  • An individual’s ability to perform a major life activity is compared to “most people in the general population,” often using a common-sense analysis without scientific or medical evidence.
  • An impairment need not substantially limit more than one major life activity.
  • Major Life Activities: include “major bodily functions” such as functions of the immune system, normal cell growth, digestive, bowel, bladder, neurological, brain, circulatory, respiratory, endocrine, hemic, lymphatic, musculoskeletal, special sense organs and skin, genitourinary, and cardiovascular systems, and reproductive functions.
  • Major life activities also include: caring for oneself, performing manual tasks, seeing, hearing, eating, sleeping, walking, standing, lifting, bending, speaking, breathing, learning, reading, concentrating, thinking, communicating, sitting, reaching, interacting with others, and working.
  • An impairment that is “episodic” or “in remission” is a disability if it would substantially limit a major life activity when active. Examples of impairments that are episodic or in remission include epilepsy, hypertension, multiple sclerosis, asthma, diabetes, major depression, bipolar disorder, schizophrenia, and cancer.

“Regarded As” Disabled/Perceived Disability

  • An employer regards an individual as having a disability if it takes a prohibited action based on an actual or perceived impairment, not minor or expected to last under six months. For example, taking an adverse employment action based on a sprained wrist and broken leg expected to heal normally does not amount to regarding an individual as having a disability, because these impairments are transitory and minor. Taking an adverse action based on carpal tunnel problems or a respiratory infection an employer wrongly perceived to be lung disease, would amount to regarding an individual as having a disability.

Uncorrected Vision Standards

  • Employers must show challenged uncorrected vision qualification standards are job-related and consistent with business necessity, regardless of whether the person challenging the standard has a disability.
Medical Questions, Exams and Physicals

There are very few instances where the ADA allows a potential employer to ask medical questions, require an applicant to provide medical records or attend a physical exam, or identify any disabilities. An employer may only ask if an applicant can perform the job and how they would perform the job, with or without a reasonable accommodation.

After an employer has offered the applicant a job, the law allows for the offer to be conditional depending on answers to medical questions or successfully passing a physical, but only if all new employees in the same type of job have to answer the questions or take the exam.

Once a person is hired and has started work, an employer generally can only ask medical questions or require a medical exam if the employer needs medical documentation to support an employee’s request for an accommodation or if the employer believes an employee is not able to perform a job successfully or safely because of a medical condition.

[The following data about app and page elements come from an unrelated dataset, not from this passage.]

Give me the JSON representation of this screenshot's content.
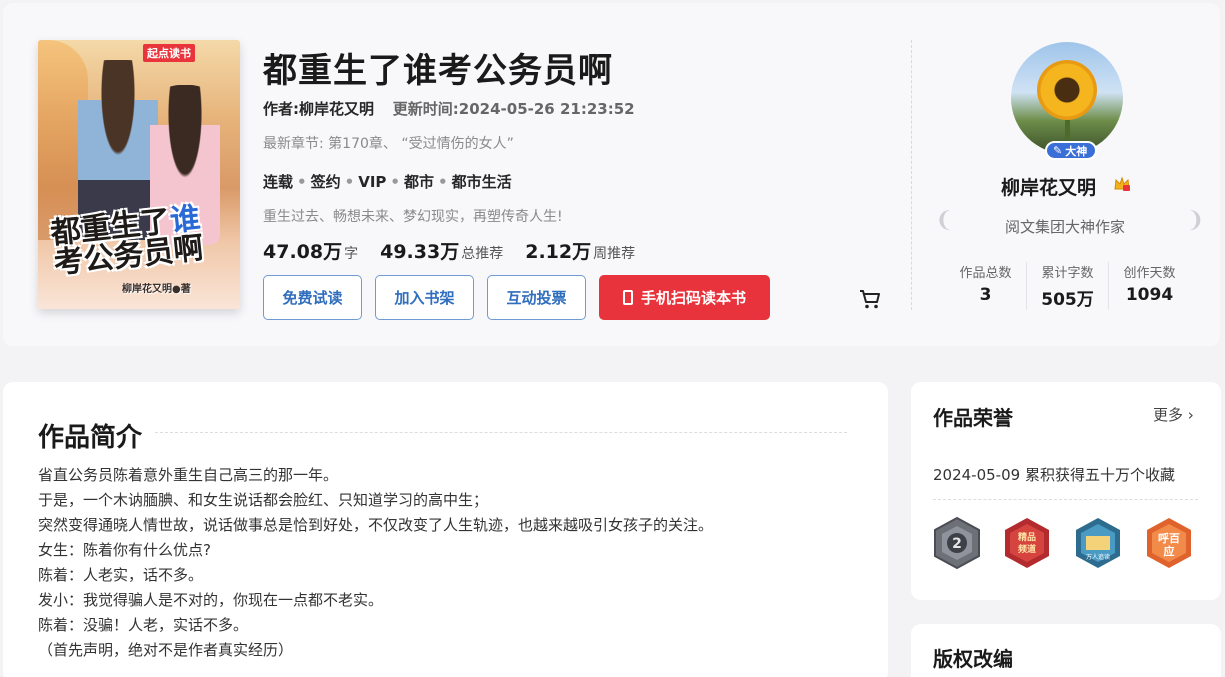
{
  "book": {
    "title": "都重生了谁考公务员啊",
    "author_label": "作者:柳岸花又明",
    "update_label": "更新时间:2024-05-26 21:23:52",
    "latest_chapter": "最新章节: 第170章、 “受过情伤的女人”",
    "tags": [
      "连载",
      "签约",
      "VIP",
      "都市",
      "都市生活"
    ],
    "slogan": "重生过去、畅想未来、梦幻现实，再塑传奇人生!",
    "stats": [
      {
        "value": "47.08万",
        "unit": "字"
      },
      {
        "value": "49.33万",
        "unit": "总推荐"
      },
      {
        "value": "2.12万",
        "unit": "周推荐"
      }
    ]
  },
  "cover": {
    "brand": "起点读书",
    "title_part1": "都重生了",
    "title_part2": "谁",
    "title_line2": "考公务员啊",
    "author": "柳岸花又明●著"
  },
  "actions": {
    "read": "免费试读",
    "shelf": "加入书架",
    "vote": "互动投票",
    "scan": "手机扫码读本书"
  },
  "author": {
    "badge": "大神",
    "name": "柳岸花又明",
    "title": "阅文集团大神作家",
    "stats": [
      {
        "label": "作品总数",
        "value": "3"
      },
      {
        "label": "累计字数",
        "value": "505万"
      },
      {
        "label": "创作天数",
        "value": "1094"
      }
    ]
  },
  "intro": {
    "heading": "作品简介",
    "lines": [
      "省直公务员陈着意外重生自己高三的那一年。",
      "于是，一个木讷腼腆、和女生说话都会脸红、只知道学习的高中生；",
      "突然变得通晓人情世故，说话做事总是恰到好处，不仅改变了人生轨迹，也越来越吸引女孩子的关注。",
      "女生：陈着你有什么优点?",
      "陈着：人老实，话不多。",
      "发小：我觉得骗人是不对的，你现在一点都不老实。",
      "陈着：没骗！人老，实话不多。",
      "（首先声明，绝对不是作者真实经历）"
    ]
  },
  "honor": {
    "heading": "作品荣誉",
    "more": "更多",
    "item": "2024-05-09 累积获得五十万个收藏",
    "medals": [
      "2",
      "精品频道",
      "万人追读",
      "呼百应"
    ]
  },
  "copyright": {
    "heading": "版权改编"
  },
  "colors": {
    "primary_red": "#e8333c",
    "link_blue": "#2f6dbd",
    "badge_blue": "#3a6fd8"
  }
}
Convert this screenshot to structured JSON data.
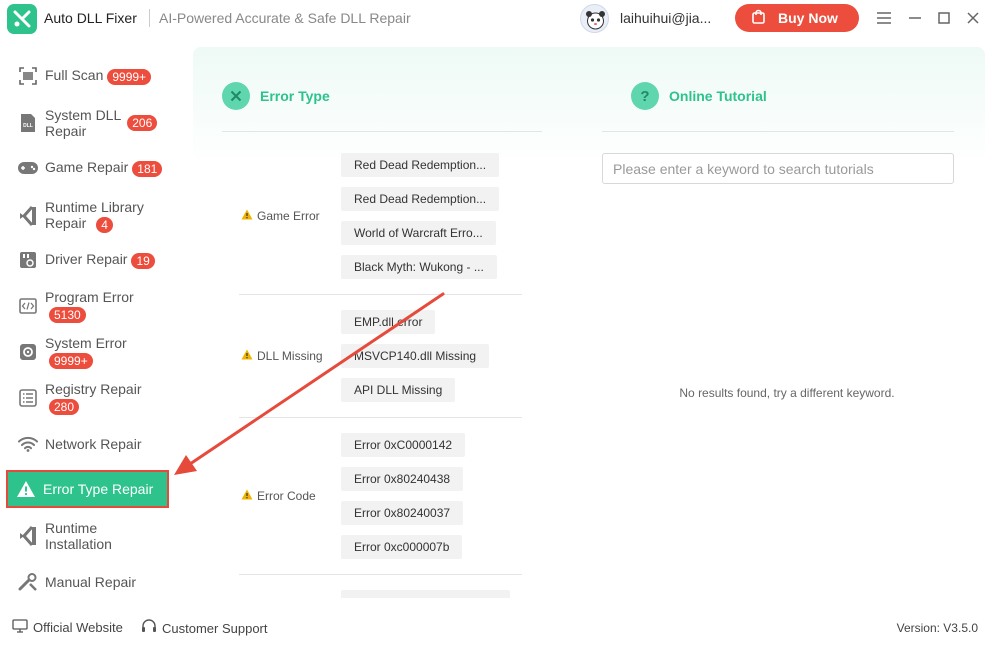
{
  "app": {
    "title": "Auto DLL Fixer",
    "subtitle": "AI-Powered Accurate & Safe DLL Repair",
    "username": "laihuihui@jia...",
    "buy_now": "Buy Now"
  },
  "sidebar": {
    "items": [
      {
        "label": "Full Scan",
        "badge": "9999+",
        "icon": "scan-icon"
      },
      {
        "label": "System DLL",
        "label2": "Repair",
        "badge": "206",
        "icon": "dll-icon"
      },
      {
        "label": "Game Repair",
        "badge": "181",
        "icon": "gamepad-icon"
      },
      {
        "label": "Runtime Library",
        "label2": "Repair",
        "badge": "4",
        "icon": "runtime-icon"
      },
      {
        "label": "Driver Repair",
        "badge": "19",
        "icon": "driver-icon"
      },
      {
        "label": "Program Error",
        "badge": "5130",
        "icon": "code-icon"
      },
      {
        "label": "System Error",
        "badge": "9999+",
        "icon": "gear-icon"
      },
      {
        "label": "Registry Repair",
        "badge": "280",
        "icon": "registry-icon"
      },
      {
        "label": "Network Repair",
        "icon": "wifi-icon"
      },
      {
        "label": "Error Type Repair",
        "icon": "warning-icon",
        "active": true
      },
      {
        "label": "Runtime",
        "label2": "Installation",
        "icon": "install-icon"
      },
      {
        "label": "Manual Repair",
        "icon": "wrench-icon"
      }
    ]
  },
  "main": {
    "error_type_title": "Error Type",
    "tutorial_title": "Online Tutorial",
    "search_placeholder": "Please enter a keyword to search tutorials",
    "no_results": "No results found, try a different keyword.",
    "groups": [
      {
        "label": "Game Error",
        "items": [
          "Red Dead Redemption...",
          "Red Dead Redemption...",
          "World of Warcraft Erro...",
          "Black Myth: Wukong - ..."
        ]
      },
      {
        "label": "DLL Missing",
        "items": [
          "EMP.dll error",
          "MSVCP140.dll Missing",
          "API DLL Missing"
        ]
      },
      {
        "label": "Error Code",
        "items": [
          "Error 0xC0000142",
          "Error 0x80240438",
          "Error 0x80240037",
          "Error 0xc000007b"
        ]
      }
    ]
  },
  "footer": {
    "official_website": "Official Website",
    "customer_support": "Customer Support",
    "version": "Version: V3.5.0"
  },
  "colors": {
    "accent": "#2ec28d",
    "badge": "#ec4d3c",
    "annotation": "#e64a3b"
  }
}
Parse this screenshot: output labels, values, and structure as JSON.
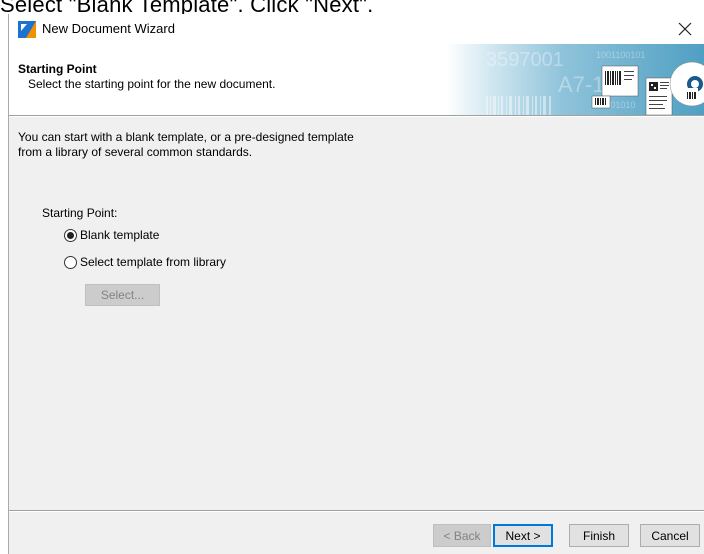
{
  "instruction": "Select \"Blank Template\". Click \"Next\".",
  "window": {
    "title": "New Document Wizard",
    "close_glyph": "✕"
  },
  "header": {
    "title": "Starting Point",
    "subtitle": "Select the starting point for the new document."
  },
  "body": {
    "intro_line1": "You can start with a blank template, or a pre-designed template",
    "intro_line2": "from a library of several common standards.",
    "starting_point_label": "Starting Point:",
    "options": [
      {
        "label": "Blank template",
        "checked": true
      },
      {
        "label": "Select template from library",
        "checked": false
      }
    ],
    "select_button": "Select..."
  },
  "footer": {
    "back": "< Back",
    "next": "Next >",
    "finish": "Finish",
    "cancel": "Cancel"
  },
  "colors": {
    "accent": "#0078d7",
    "icon_blue": "#1a73d0",
    "icon_orange": "#f29100",
    "banner_blue": "#5fa8c8"
  }
}
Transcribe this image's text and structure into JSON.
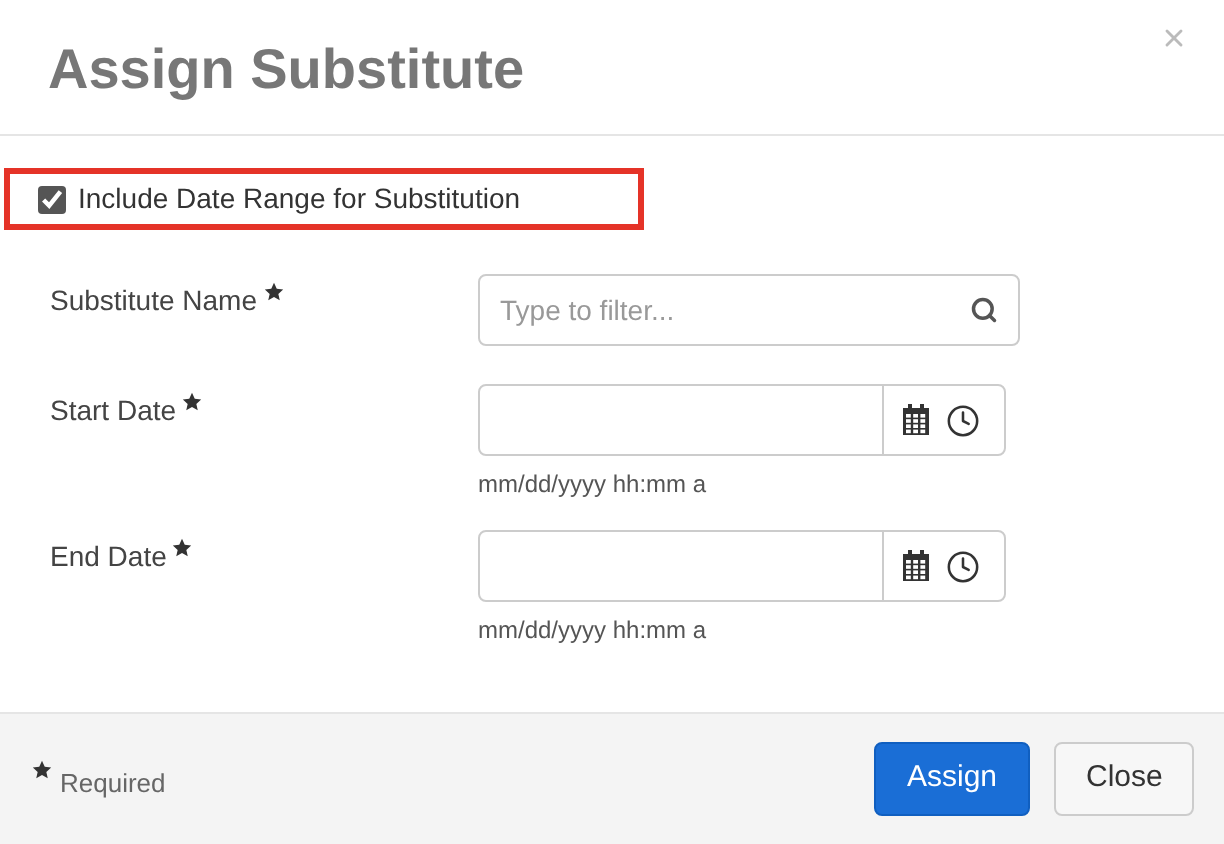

The law also requires employers to keep all medical records and information confidential and in separate medical files.